Work item: Reproduce the data below exactly as written. Pictures do not belong in the copy.

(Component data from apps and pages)

----

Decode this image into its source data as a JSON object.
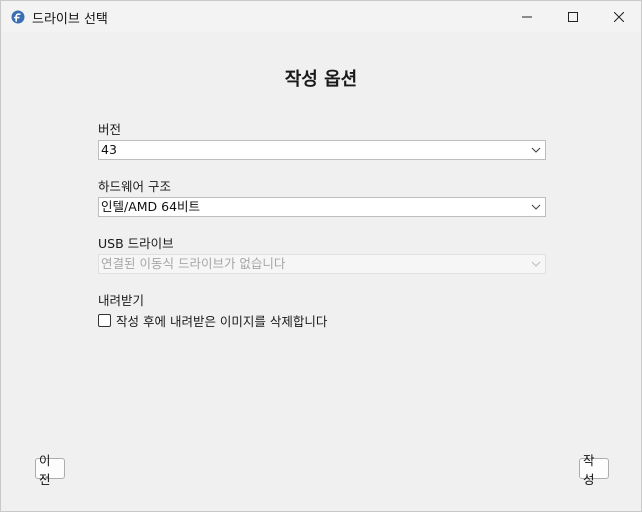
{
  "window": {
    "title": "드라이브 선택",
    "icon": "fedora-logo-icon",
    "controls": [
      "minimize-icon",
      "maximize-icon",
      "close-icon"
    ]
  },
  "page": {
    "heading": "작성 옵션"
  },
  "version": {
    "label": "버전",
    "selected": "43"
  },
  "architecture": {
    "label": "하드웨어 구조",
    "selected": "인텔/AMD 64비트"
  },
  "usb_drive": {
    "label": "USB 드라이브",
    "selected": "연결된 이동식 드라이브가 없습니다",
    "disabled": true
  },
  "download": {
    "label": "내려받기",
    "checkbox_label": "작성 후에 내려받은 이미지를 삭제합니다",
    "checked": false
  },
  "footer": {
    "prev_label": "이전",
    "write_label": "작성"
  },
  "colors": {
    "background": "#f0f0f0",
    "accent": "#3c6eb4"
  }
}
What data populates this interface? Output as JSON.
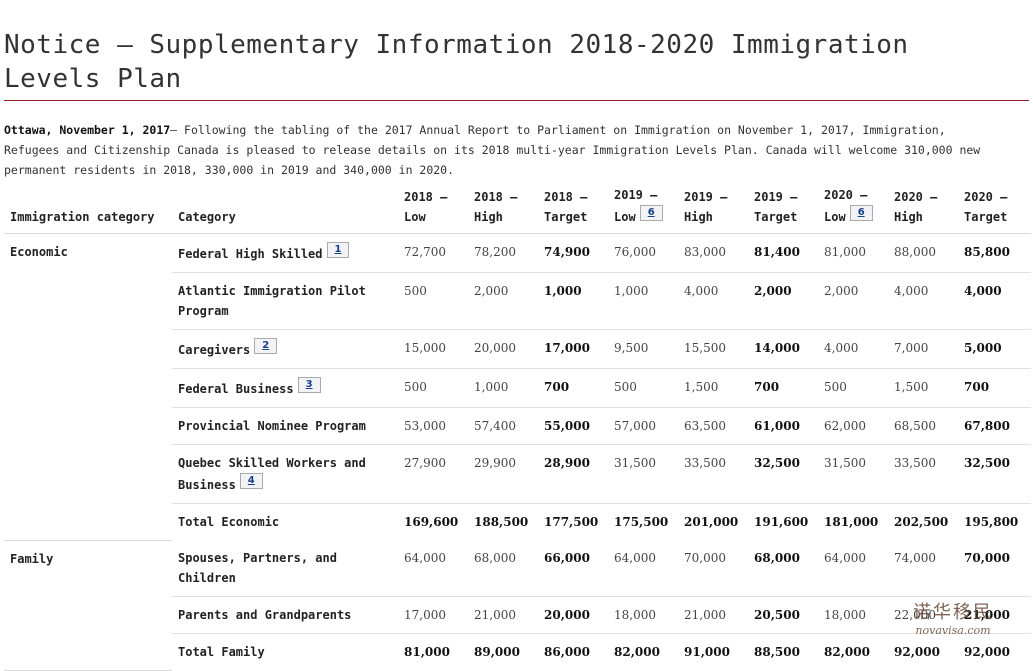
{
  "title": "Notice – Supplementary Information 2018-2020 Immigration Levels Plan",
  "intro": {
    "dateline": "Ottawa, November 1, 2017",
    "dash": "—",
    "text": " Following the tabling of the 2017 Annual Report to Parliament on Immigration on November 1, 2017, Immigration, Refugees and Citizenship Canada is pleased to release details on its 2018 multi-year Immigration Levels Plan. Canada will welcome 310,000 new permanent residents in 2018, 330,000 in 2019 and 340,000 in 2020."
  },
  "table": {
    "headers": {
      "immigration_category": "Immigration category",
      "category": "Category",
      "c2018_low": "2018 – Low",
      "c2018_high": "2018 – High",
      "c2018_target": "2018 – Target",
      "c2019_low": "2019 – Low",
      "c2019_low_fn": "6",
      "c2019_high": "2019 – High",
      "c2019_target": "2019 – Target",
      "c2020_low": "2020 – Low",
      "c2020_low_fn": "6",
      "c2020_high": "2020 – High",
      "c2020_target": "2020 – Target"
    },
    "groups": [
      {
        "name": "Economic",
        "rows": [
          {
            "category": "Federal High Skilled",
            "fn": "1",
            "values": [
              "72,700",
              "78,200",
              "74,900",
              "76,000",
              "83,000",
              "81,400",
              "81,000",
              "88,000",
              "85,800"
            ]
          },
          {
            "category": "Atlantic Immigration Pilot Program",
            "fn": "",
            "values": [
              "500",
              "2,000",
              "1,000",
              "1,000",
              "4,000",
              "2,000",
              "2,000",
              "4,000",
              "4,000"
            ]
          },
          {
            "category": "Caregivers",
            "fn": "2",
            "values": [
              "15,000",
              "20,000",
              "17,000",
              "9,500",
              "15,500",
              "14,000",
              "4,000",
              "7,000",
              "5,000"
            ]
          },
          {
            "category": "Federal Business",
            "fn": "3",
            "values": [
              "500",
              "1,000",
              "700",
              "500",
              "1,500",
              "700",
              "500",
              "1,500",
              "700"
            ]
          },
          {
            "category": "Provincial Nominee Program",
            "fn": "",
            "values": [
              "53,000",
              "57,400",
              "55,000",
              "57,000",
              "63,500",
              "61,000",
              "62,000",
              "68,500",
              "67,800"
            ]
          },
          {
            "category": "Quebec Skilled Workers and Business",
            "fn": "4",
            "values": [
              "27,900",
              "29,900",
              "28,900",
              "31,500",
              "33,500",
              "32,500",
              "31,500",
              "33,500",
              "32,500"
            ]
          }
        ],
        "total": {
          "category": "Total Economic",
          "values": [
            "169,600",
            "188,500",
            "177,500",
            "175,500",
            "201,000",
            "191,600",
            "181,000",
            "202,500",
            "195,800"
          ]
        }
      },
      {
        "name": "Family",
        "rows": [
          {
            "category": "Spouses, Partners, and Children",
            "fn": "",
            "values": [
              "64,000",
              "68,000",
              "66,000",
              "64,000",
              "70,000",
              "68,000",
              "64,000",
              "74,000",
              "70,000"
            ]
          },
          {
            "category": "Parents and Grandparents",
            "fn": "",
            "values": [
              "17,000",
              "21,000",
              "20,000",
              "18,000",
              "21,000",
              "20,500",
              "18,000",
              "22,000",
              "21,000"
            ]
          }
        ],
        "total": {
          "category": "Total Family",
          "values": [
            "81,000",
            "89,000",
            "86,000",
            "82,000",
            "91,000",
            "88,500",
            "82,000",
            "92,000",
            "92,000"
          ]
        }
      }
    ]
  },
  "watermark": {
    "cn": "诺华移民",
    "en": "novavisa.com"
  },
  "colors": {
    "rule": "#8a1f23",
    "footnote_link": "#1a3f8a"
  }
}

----

Solution:
Decode this image into its source data as a JSON object.
{
  "window": {
    "title": "드라이브 선택",
    "icon": "fedora-logo-icon",
    "controls": [
      "minimize-icon",
      "maximize-icon",
      "close-icon"
    ]
  },
  "page": {
    "heading": "작성 옵션"
  },
  "version": {
    "label": "버전",
    "selected": "43"
  },
  "architecture": {
    "label": "하드웨어 구조",
    "selected": "인텔/AMD 64비트"
  },
  "usb_drive": {
    "label": "USB 드라이브",
    "selected": "연결된 이동식 드라이브가 없습니다",
    "disabled": true
  },
  "download": {
    "label": "내려받기",
    "checkbox_label": "작성 후에 내려받은 이미지를 삭제합니다",
    "checked": false
  },
  "footer": {
    "prev_label": "이전",
    "write_label": "작성"
  },
  "colors": {
    "background": "#f0f0f0",
    "accent": "#3c6eb4"
  }
}
What data populates this interface? Output as JSON.
{
  "title": "Notice – Supplementary Information 2018-2020 Immigration Levels Plan",
  "intro": {
    "dateline": "Ottawa, November 1, 2017",
    "dash": "—",
    "text": " Following the tabling of the 2017 Annual Report to Parliament on Immigration on November 1, 2017, Immigration, Refugees and Citizenship Canada is pleased to release details on its 2018 multi-year Immigration Levels Plan. Canada will welcome 310,000 new permanent residents in 2018, 330,000 in 2019 and 340,000 in 2020."
  },
  "table": {
    "headers": {
      "immigration_category": "Immigration category",
      "category": "Category",
      "c2018_low": "2018 – Low",
      "c2018_high": "2018 – High",
      "c2018_target": "2018 – Target",
      "c2019_low": "2019 – Low",
      "c2019_low_fn": "6",
      "c2019_high": "2019 – High",
      "c2019_target": "2019 – Target",
      "c2020_low": "2020 – Low",
      "c2020_low_fn": "6",
      "c2020_high": "2020 – High",
      "c2020_target": "2020 – Target"
    },
    "groups": [
      {
        "name": "Economic",
        "rows": [
          {
            "category": "Federal High Skilled",
            "fn": "1",
            "values": [
              "72,700",
              "78,200",
              "74,900",
              "76,000",
              "83,000",
              "81,400",
              "81,000",
              "88,000",
              "85,800"
            ]
          },
          {
            "category": "Atlantic Immigration Pilot Program",
            "fn": "",
            "values": [
              "500",
              "2,000",
              "1,000",
              "1,000",
              "4,000",
              "2,000",
              "2,000",
              "4,000",
              "4,000"
            ]
          },
          {
            "category": "Caregivers",
            "fn": "2",
            "values": [
              "15,000",
              "20,000",
              "17,000",
              "9,500",
              "15,500",
              "14,000",
              "4,000",
              "7,000",
              "5,000"
            ]
          },
          {
            "category": "Federal Business",
            "fn": "3",
            "values": [
              "500",
              "1,000",
              "700",
              "500",
              "1,500",
              "700",
              "500",
              "1,500",
              "700"
            ]
          },
          {
            "category": "Provincial Nominee Program",
            "fn": "",
            "values": [
              "53,000",
              "57,400",
              "55,000",
              "57,000",
              "63,500",
              "61,000",
              "62,000",
              "68,500",
              "67,800"
            ]
          },
          {
            "category": "Quebec Skilled Workers and Business",
            "fn": "4",
            "values": [
              "27,900",
              "29,900",
              "28,900",
              "31,500",
              "33,500",
              "32,500",
              "31,500",
              "33,500",
              "32,500"
            ]
          }
        ],
        "total": {
          "category": "Total Economic",
          "values": [
            "169,600",
            "188,500",
            "177,500",
            "175,500",
            "201,000",
            "191,600",
            "181,000",
            "202,500",
            "195,800"
          ]
        }
      },
      {
        "name": "Family",
        "rows": [
          {
            "category": "Spouses, Partners, and Children",
            "fn": "",
            "values": [
              "64,000",
              "68,000",
              "66,000",
              "64,000",
              "70,000",
              "68,000",
              "64,000",
              "74,000",
              "70,000"
            ]
          },
          {
            "category": "Parents and Grandparents",
            "fn": "",
            "values": [
              "17,000",
              "21,000",
              "20,000",
              "18,000",
              "21,000",
              "20,500",
              "18,000",
              "22,000",
              "21,000"
            ]
          }
        ],
        "total": {
          "category": "Total Family",
          "values": [
            "81,000",
            "89,000",
            "86,000",
            "82,000",
            "91,000",
            "88,500",
            "82,000",
            "92,000",
            "92,000"
          ]
        }
      }
    ]
  },
  "watermark": {
    "cn": "诺华移民",
    "en": "novavisa.com"
  },
  "colors": {
    "rule": "#8a1f23",
    "footnote_link": "#1a3f8a"
  }
}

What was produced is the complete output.